START Records provided
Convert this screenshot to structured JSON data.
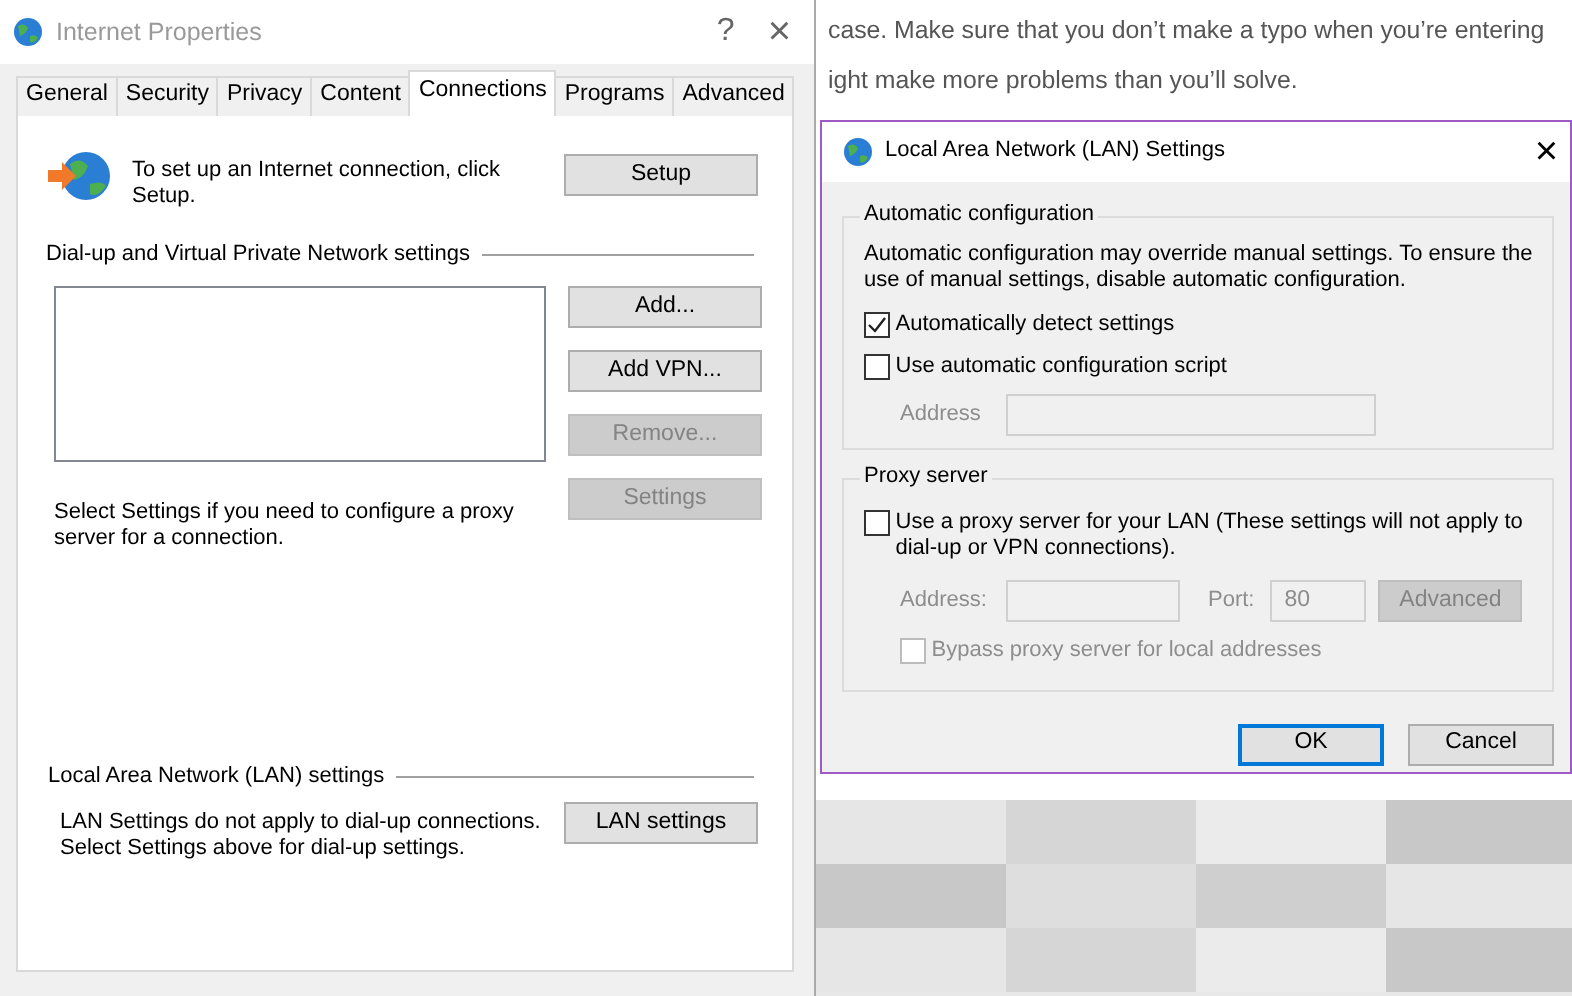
{
  "web_text": {
    "lines": [
      "case. Make sure that you don’t make a typo when you’re entering",
      "ight make more problems than you’ll solve."
    ]
  },
  "internet_properties": {
    "title": "Internet Properties",
    "help_button": "?",
    "close_button": "×",
    "tabs": [
      {
        "label": "General",
        "selected": false
      },
      {
        "label": "Security",
        "selected": false
      },
      {
        "label": "Privacy",
        "selected": false
      },
      {
        "label": "Content",
        "selected": false
      },
      {
        "label": "Connections",
        "selected": true
      },
      {
        "label": "Programs",
        "selected": false
      },
      {
        "label": "Advanced",
        "selected": false
      }
    ],
    "setup": {
      "text": "To set up an Internet connection, click\nSetup.",
      "button": "Setup"
    },
    "vpn": {
      "heading": "Dial-up and Virtual Private Network settings",
      "buttons": [
        {
          "label": "Add...",
          "disabled": false
        },
        {
          "label": "Add VPN...",
          "disabled": false
        },
        {
          "label": "Remove...",
          "disabled": true
        },
        {
          "label": "Settings",
          "disabled": true
        }
      ],
      "note": "Select Settings if you need to configure a proxy\nserver for a connection."
    },
    "lan": {
      "heading": "Local Area Network (LAN) settings",
      "note": "LAN Settings do not apply to dial-up connections.\nSelect Settings above for dial-up settings.",
      "button": "LAN settings"
    }
  },
  "lan_dialog": {
    "title": "Local Area Network (LAN) Settings",
    "close_button": "×",
    "auto_config": {
      "legend": "Automatic configuration",
      "description": "Automatic configuration may override manual settings.  To ensure the\nuse of manual settings, disable automatic configuration.",
      "options": [
        {
          "label": "Automatically detect settings",
          "checked": true
        },
        {
          "label": "Use automatic configuration script",
          "checked": false
        }
      ],
      "address_label": "Address",
      "address_disabled": true
    },
    "proxy": {
      "legend": "Proxy server",
      "use_proxy": {
        "label": "Use a proxy server for your LAN (These settings will not apply to\ndial-up or VPN connections).",
        "checked": false
      },
      "disabled": true,
      "address_label": "Address:",
      "port_label": "Port:",
      "port_value": "80",
      "advanced_button": "Advanced",
      "bypass": {
        "label": "Bypass proxy server for local addresses",
        "checked": false
      }
    },
    "buttons": [
      {
        "label": "OK",
        "default": true
      },
      {
        "label": "Cancel",
        "default": false
      }
    ]
  }
}
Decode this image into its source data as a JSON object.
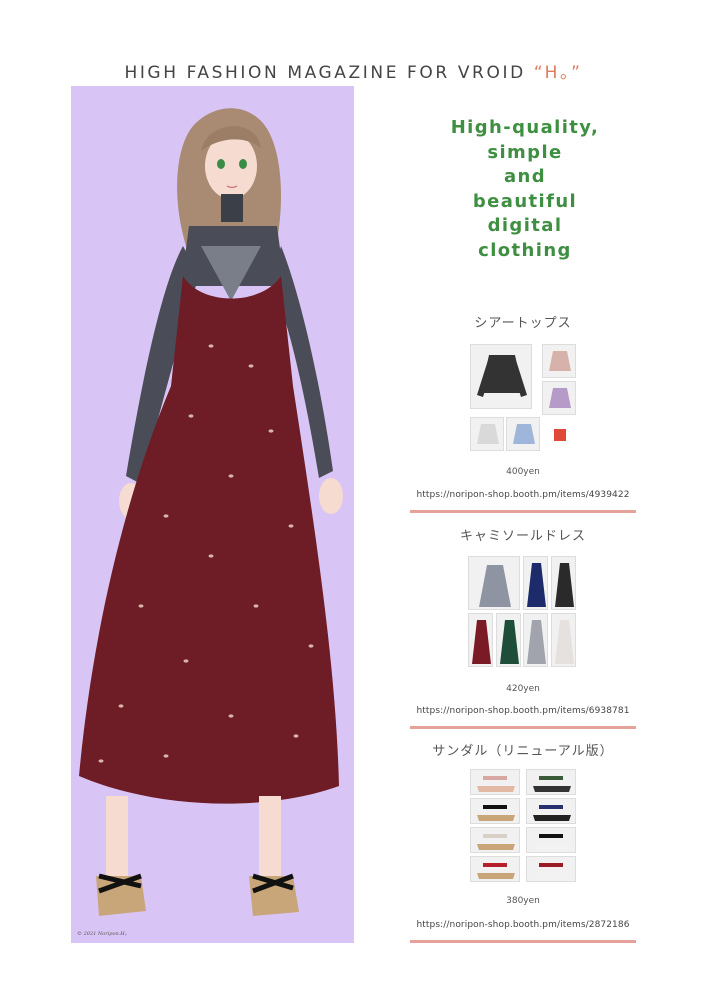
{
  "masthead": {
    "title": "HIGH FASHION MAGAZINE FOR VROID",
    "brand": "“H。”"
  },
  "hero": {
    "copyright": "© 2021 Noripon.H。"
  },
  "tagline": {
    "lines": [
      "High-quality,",
      "simple",
      "and",
      "beautiful",
      "digital",
      "clothing"
    ]
  },
  "products": [
    {
      "title": "シアートップス",
      "price": "400yen",
      "url": "https://noripon-shop.booth.pm/items/4939422"
    },
    {
      "title": "キャミソールドレス",
      "price": "420yen",
      "url": "https://noripon-shop.booth.pm/items/6938781"
    },
    {
      "title": "サンダル（リニューアル版）",
      "price": "380yen",
      "url": "https://noripon-shop.booth.pm/items/2872186"
    }
  ],
  "colors": {
    "accent": "#e07a5f",
    "tagline": "#3e8f41",
    "rule": "#e6a29a",
    "hero_bg": "#d9c5f5",
    "dress": "#6e1c25"
  }
}
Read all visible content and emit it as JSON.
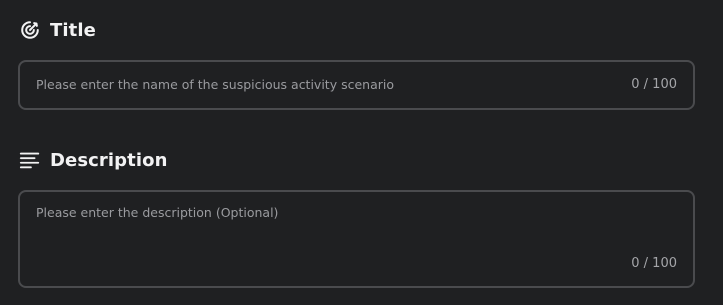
{
  "title_section": {
    "icon": "target-icon",
    "label": "Title",
    "input": {
      "value": "",
      "placeholder": "Please enter the name of the suspicious activity scenario",
      "counter": "0 / 100"
    }
  },
  "description_section": {
    "icon": "align-left-icon",
    "label": "Description",
    "textarea": {
      "value": "",
      "placeholder": "Please enter the description (Optional)",
      "counter": "0 / 100"
    }
  },
  "colors": {
    "background": "#1f2022",
    "border": "#4a4b4e",
    "placeholder_text": "#9a9b9f",
    "label_text": "#f2f2f3"
  }
}
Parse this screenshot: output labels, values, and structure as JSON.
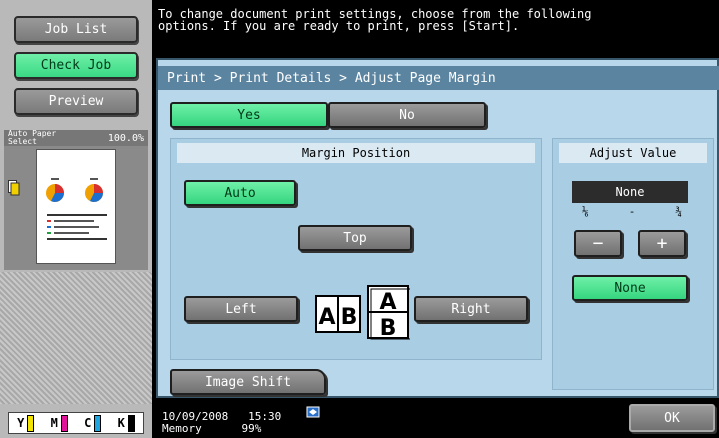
{
  "sidebar": {
    "job_list": "Job List",
    "check_job": "Check Job",
    "preview": "Preview",
    "paper_label": "Auto Paper\nSelect",
    "zoom": "100.0%",
    "toner": [
      "Y",
      "M",
      "C",
      "K"
    ],
    "toner_colors": [
      "#f2e300",
      "#e0129a",
      "#1fa6e0",
      "#000000"
    ]
  },
  "message": "To change document print settings, choose from the following\noptions. If you are ready to print, press [Start].",
  "breadcrumb": "Print > Print Details > Adjust Page Margin",
  "toggle": {
    "yes": "Yes",
    "no": "No"
  },
  "margin_position": {
    "title": "Margin Position",
    "auto": "Auto",
    "top": "Top",
    "left": "Left",
    "right": "Right"
  },
  "adjust_value": {
    "title": "Adjust Value",
    "value": "None",
    "range_min": "⅙",
    "range_sep": "-",
    "range_max": "¾",
    "minus": "−",
    "plus": "+",
    "none": "None"
  },
  "image_shift": "Image Shift",
  "status": {
    "date": "10/09/2008",
    "time": "15:30",
    "memory_label": "Memory",
    "memory_value": "99%"
  },
  "ok": "OK"
}
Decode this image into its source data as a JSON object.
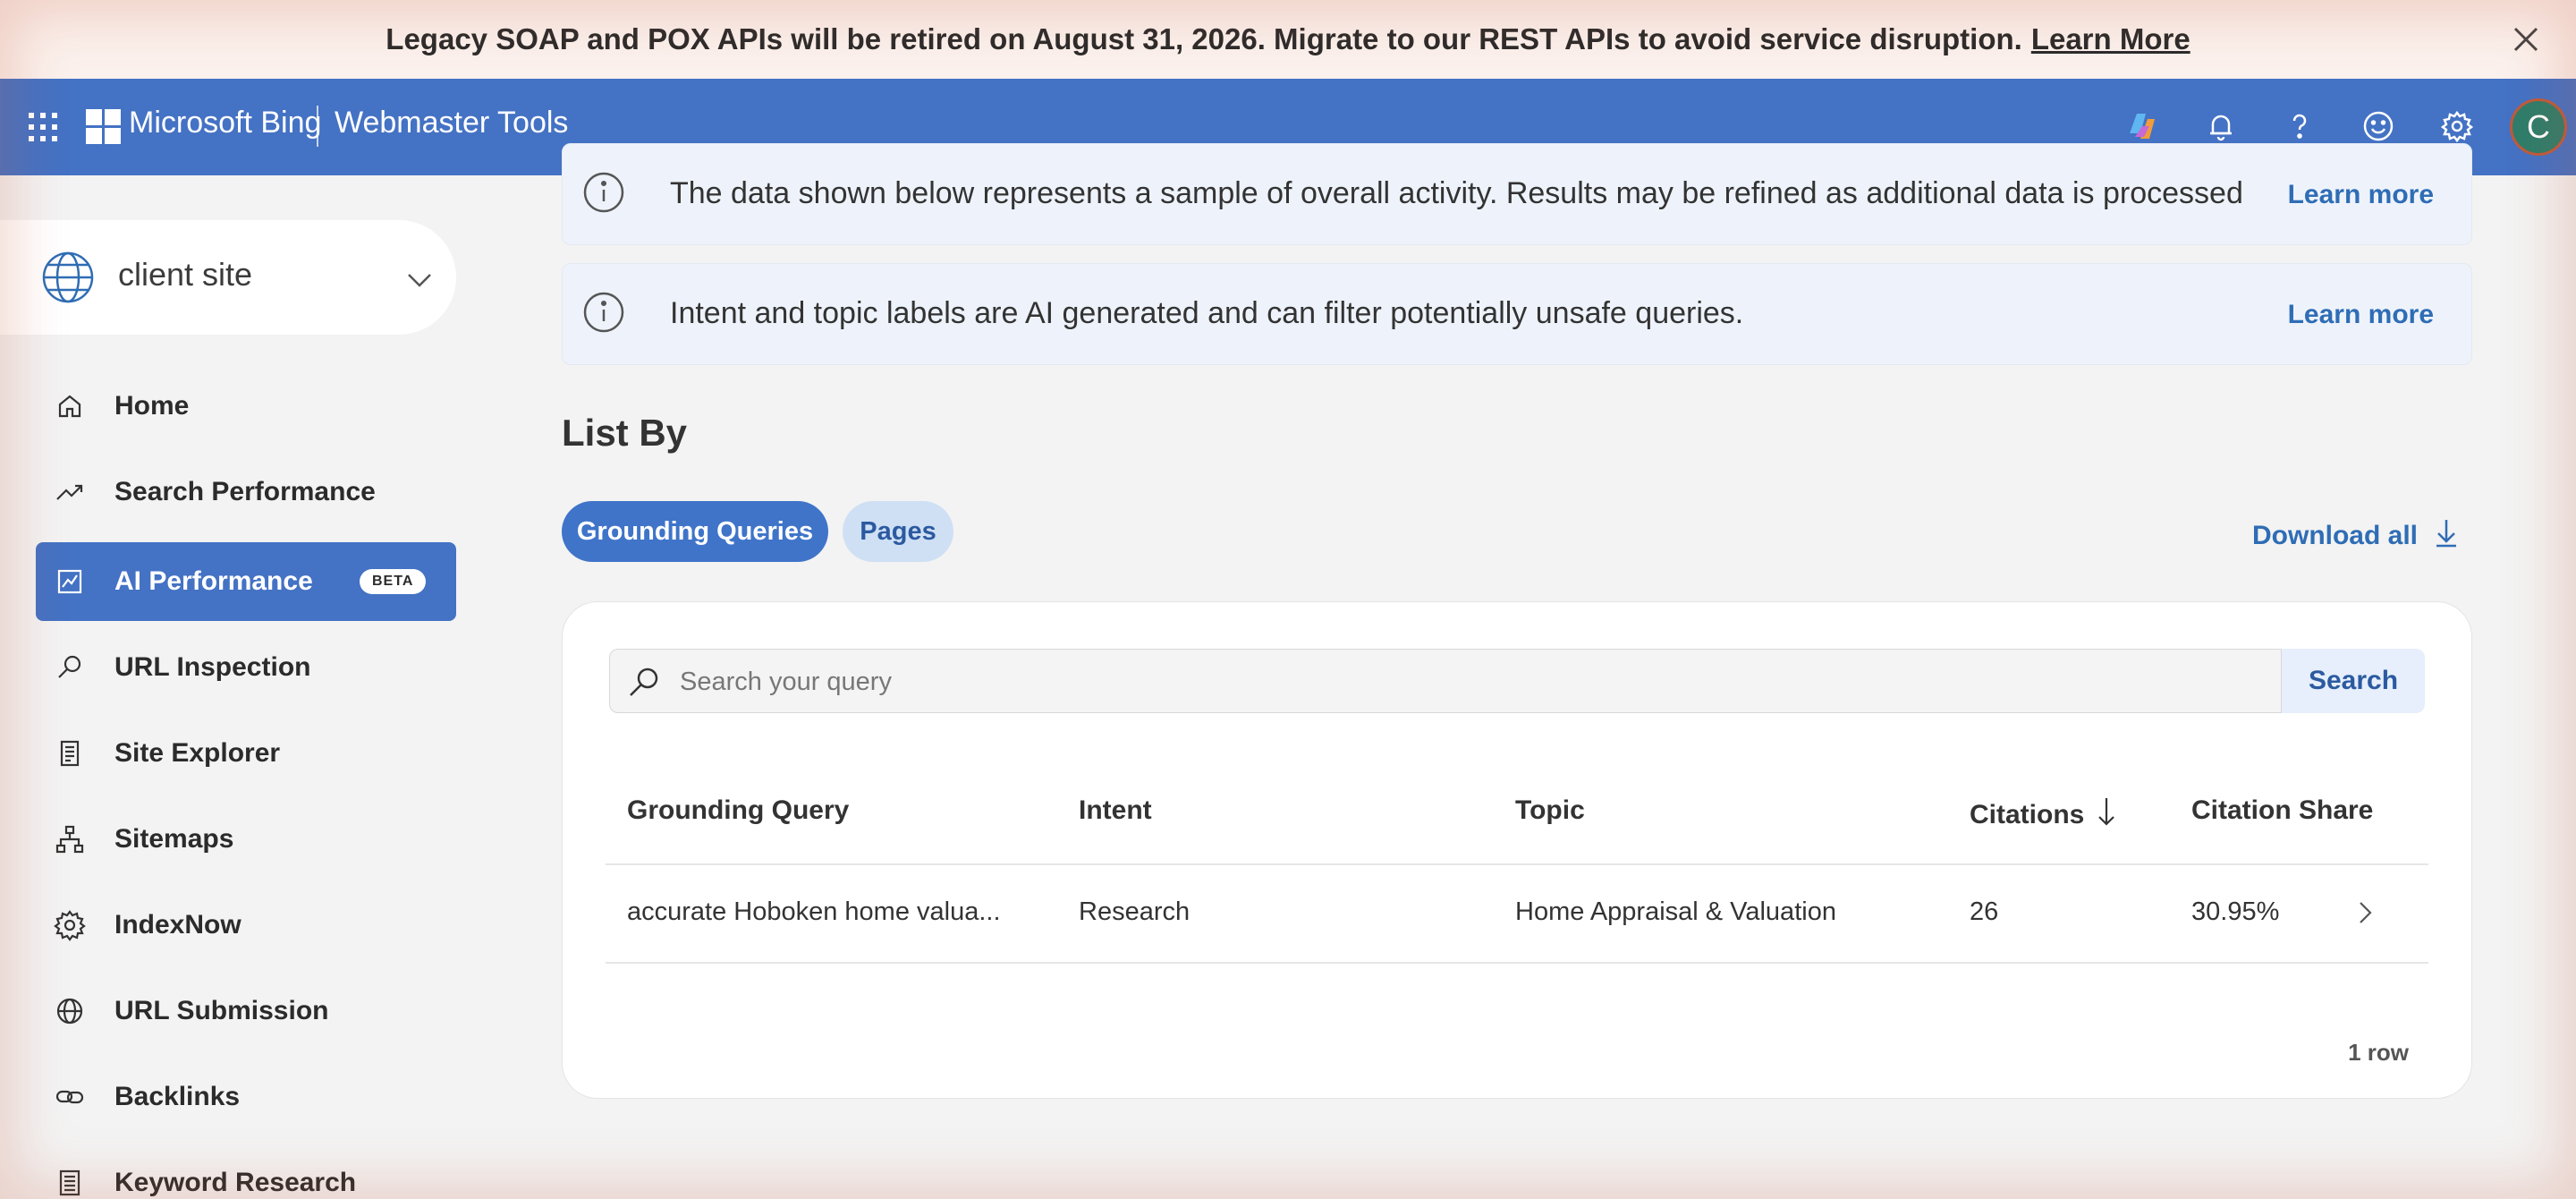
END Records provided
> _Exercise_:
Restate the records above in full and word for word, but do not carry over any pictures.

> _Task answer_:
Convert this screenshot to structured JSON data.
{
  "web_text": {
    "lines": [
      "case. Make sure that you don’t make a typo when you’re entering",
      "ight make more problems than you’ll solve."
    ]
  },
  "internet_properties": {
    "title": "Internet Properties",
    "help_button": "?",
    "close_button": "×",
    "tabs": [
      {
        "label": "General",
        "selected": false
      },
      {
        "label": "Security",
        "selected": false
      },
      {
        "label": "Privacy",
        "selected": false
      },
      {
        "label": "Content",
        "selected": false
      },
      {
        "label": "Connections",
        "selected": true
      },
      {
        "label": "Programs",
        "selected": false
      },
      {
        "label": "Advanced",
        "selected": false
      }
    ],
    "setup": {
      "text": "To set up an Internet connection, click\nSetup.",
      "button": "Setup"
    },
    "vpn": {
      "heading": "Dial-up and Virtual Private Network settings",
      "buttons": [
        {
          "label": "Add...",
          "disabled": false
        },
        {
          "label": "Add VPN...",
          "disabled": false
        },
        {
          "label": "Remove...",
          "disabled": true
        },
        {
          "label": "Settings",
          "disabled": true
        }
      ],
      "note": "Select Settings if you need to configure a proxy\nserver for a connection."
    },
    "lan": {
      "heading": "Local Area Network (LAN) settings",
      "note": "LAN Settings do not apply to dial-up connections.\nSelect Settings above for dial-up settings.",
      "button": "LAN settings"
    }
  },
  "lan_dialog": {
    "title": "Local Area Network (LAN) Settings",
    "close_button": "×",
    "auto_config": {
      "legend": "Automatic configuration",
      "description": "Automatic configuration may override manual settings.  To ensure the\nuse of manual settings, disable automatic configuration.",
      "options": [
        {
          "label": "Automatically detect settings",
          "checked": true
        },
        {
          "label": "Use automatic configuration script",
          "checked": false
        }
      ],
      "address_label": "Address",
      "address_disabled": true
    },
    "proxy": {
      "legend": "Proxy server",
      "use_proxy": {
        "label": "Use a proxy server for your LAN (These settings will not apply to\ndial-up or VPN connections).",
        "checked": false
      },
      "disabled": true,
      "address_label": "Address:",
      "port_label": "Port:",
      "port_value": "80",
      "advanced_button": "Advanced",
      "bypass": {
        "label": "Bypass proxy server for local addresses",
        "checked": false
      }
    },
    "buttons": [
      {
        "label": "OK",
        "default": true
      },
      {
        "label": "Cancel",
        "default": false
      }
    ]
  }
}
Decode this image into its source data as a JSON object.
{
  "masthead": {
    "title": "HIGH FASHION MAGAZINE FOR VROID",
    "brand": "“H。”"
  },
  "hero": {
    "copyright": "© 2021 Noripon.H。"
  },
  "tagline": {
    "lines": [
      "High-quality,",
      "simple",
      "and",
      "beautiful",
      "digital",
      "clothing"
    ]
  },
  "products": [
    {
      "title": "シアートップス",
      "price": "400yen",
      "url": "https://noripon-shop.booth.pm/items/4939422"
    },
    {
      "title": "キャミソールドレス",
      "price": "420yen",
      "url": "https://noripon-shop.booth.pm/items/6938781"
    },
    {
      "title": "サンダル（リニューアル版）",
      "price": "380yen",
      "url": "https://noripon-shop.booth.pm/items/2872186"
    }
  ],
  "colors": {
    "accent": "#e07a5f",
    "tagline": "#3e8f41",
    "rule": "#e6a29a",
    "hero_bg": "#d9c5f5",
    "dress": "#6e1c25"
  }
}
Read all visible content and emit it as JSON.
{
  "title_section": {
    "icon": "target-icon",
    "label": "Title",
    "input": {
      "value": "",
      "placeholder": "Please enter the name of the suspicious activity scenario",
      "counter": "0 / 100"
    }
  },
  "description_section": {
    "icon": "align-left-icon",
    "label": "Description",
    "textarea": {
      "value": "",
      "placeholder": "Please enter the description (Optional)",
      "counter": "0 / 100"
    }
  },
  "colors": {
    "background": "#1f2022",
    "border": "#4a4b4e",
    "placeholder_text": "#9a9b9f",
    "label_text": "#f2f2f3"
  }
}
Parse this screenshot: output labels, values, and structure as JSON.
{
  "sidebar": {
    "job_list": "Job List",
    "check_job": "Check Job",
    "preview": "Preview",
    "paper_label": "Auto Paper\nSelect",
    "zoom": "100.0%",
    "toner": [
      "Y",
      "M",
      "C",
      "K"
    ],
    "toner_colors": [
      "#f2e300",
      "#e0129a",
      "#1fa6e0",
      "#000000"
    ]
  },
  "message": "To change document print settings, choose from the following\noptions. If you are ready to print, press [Start].",
  "breadcrumb": "Print > Print Details > Adjust Page Margin",
  "toggle": {
    "yes": "Yes",
    "no": "No"
  },
  "margin_position": {
    "title": "Margin Position",
    "auto": "Auto",
    "top": "Top",
    "left": "Left",
    "right": "Right"
  },
  "adjust_value": {
    "title": "Adjust Value",
    "value": "None",
    "range_min": "⅙",
    "range_sep": "-",
    "range_max": "¾",
    "minus": "−",
    "plus": "+",
    "none": "None"
  },
  "image_shift": "Image Shift",
  "status": {
    "date": "10/09/2008",
    "time": "15:30",
    "memory_label": "Memory",
    "memory_value": "99%"
  },
  "ok": "OK"
}
Decode this image into its source data as a JSON object.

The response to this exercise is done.